    Feedback can come in different forms: notes via Moodle (our online learning environment); a paper copy of a completed feedback form; or in-class or face-to-face feedback. The College Policy on Feedback on Assessment sets out what you can expect from your feedback.

    Your department will usually provide you with your marked coursework within four weeks of submission. Your initial mark is provisional until the relevant Board of Examiners has confirmed it.

    Your official coursework and exam results will be made available to you via your My Birkbeck Profile online.

  • Careers and employability To help you get ahead in your career, we offer free advice and training and our recruitment consultancy, Birkbeck Talent, can connect you with employers.

    Careers and employability

    Graduates can pursue careers in international organisations and businesses, education, research or editing. This degree may also be useful in becoming a translator, magazine/newspaper journalist, editorial assistant or primary/secondary school teacher.

    Find out more about the destinations of graduates in this subject.

    We offer a comprehensive Careers and Employability Service to help you advance your career, while our in-house, professional recruitment consultancy, Birkbeck Talent, works with London’s top employers to help you gain work experience that fits in with your evening studies.

  • How to apply Once you've found the course that's right for you, here's what to do next to get your place at Birkbeck.

    How to apply

    You apply directly to Birkbeck for this course, using the online application link.

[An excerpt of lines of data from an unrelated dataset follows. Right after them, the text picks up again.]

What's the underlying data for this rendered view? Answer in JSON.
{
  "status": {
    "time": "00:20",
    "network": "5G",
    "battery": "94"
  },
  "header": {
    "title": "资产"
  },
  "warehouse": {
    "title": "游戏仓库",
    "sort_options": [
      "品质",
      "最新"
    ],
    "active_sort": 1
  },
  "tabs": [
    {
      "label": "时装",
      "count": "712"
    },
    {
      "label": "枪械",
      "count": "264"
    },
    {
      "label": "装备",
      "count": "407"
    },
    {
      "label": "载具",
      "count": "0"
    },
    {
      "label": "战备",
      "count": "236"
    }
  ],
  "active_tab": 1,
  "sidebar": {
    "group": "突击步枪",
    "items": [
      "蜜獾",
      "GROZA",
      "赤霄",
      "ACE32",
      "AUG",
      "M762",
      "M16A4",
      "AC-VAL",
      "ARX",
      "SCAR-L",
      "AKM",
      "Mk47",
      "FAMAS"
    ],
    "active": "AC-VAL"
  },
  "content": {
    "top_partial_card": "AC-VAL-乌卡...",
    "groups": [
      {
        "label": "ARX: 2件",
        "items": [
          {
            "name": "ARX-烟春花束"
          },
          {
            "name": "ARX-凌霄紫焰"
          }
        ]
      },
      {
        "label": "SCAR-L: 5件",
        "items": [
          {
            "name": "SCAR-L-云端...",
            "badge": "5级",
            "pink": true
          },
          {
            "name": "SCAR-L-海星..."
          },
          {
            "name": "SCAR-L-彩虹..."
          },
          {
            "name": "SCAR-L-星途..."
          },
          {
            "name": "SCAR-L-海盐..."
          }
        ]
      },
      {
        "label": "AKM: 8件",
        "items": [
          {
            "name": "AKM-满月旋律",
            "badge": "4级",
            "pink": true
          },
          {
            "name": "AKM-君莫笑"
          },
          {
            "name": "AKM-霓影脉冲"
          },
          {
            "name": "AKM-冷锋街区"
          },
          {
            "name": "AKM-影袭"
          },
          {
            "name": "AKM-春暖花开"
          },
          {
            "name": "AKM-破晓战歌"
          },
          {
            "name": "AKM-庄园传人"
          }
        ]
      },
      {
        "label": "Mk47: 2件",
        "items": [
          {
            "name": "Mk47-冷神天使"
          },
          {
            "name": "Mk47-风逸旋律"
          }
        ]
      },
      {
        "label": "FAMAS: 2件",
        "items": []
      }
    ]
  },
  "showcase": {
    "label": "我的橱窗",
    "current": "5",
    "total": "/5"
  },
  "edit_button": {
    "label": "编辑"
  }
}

Please note that online application will open in October 2017.

    Please state clearly on your application which language you wish to study.

    As part of the admission process you may be asked to complete a written test, or a language entry test (except for complete beginners), and you may be asked to attend an interview.

    Birkbeck offers a range of free face-to-face advice and support to help you make a successful application.

    Birkbeck can give you all of the information and help you need to complete your application form, including our online personal statement tool, which will guide you through every step of writing your personal statement.

    Application deadlines and interviews

    Interviews are arranged throughout the year.

Visit the Department of Applied Linguistics and Communication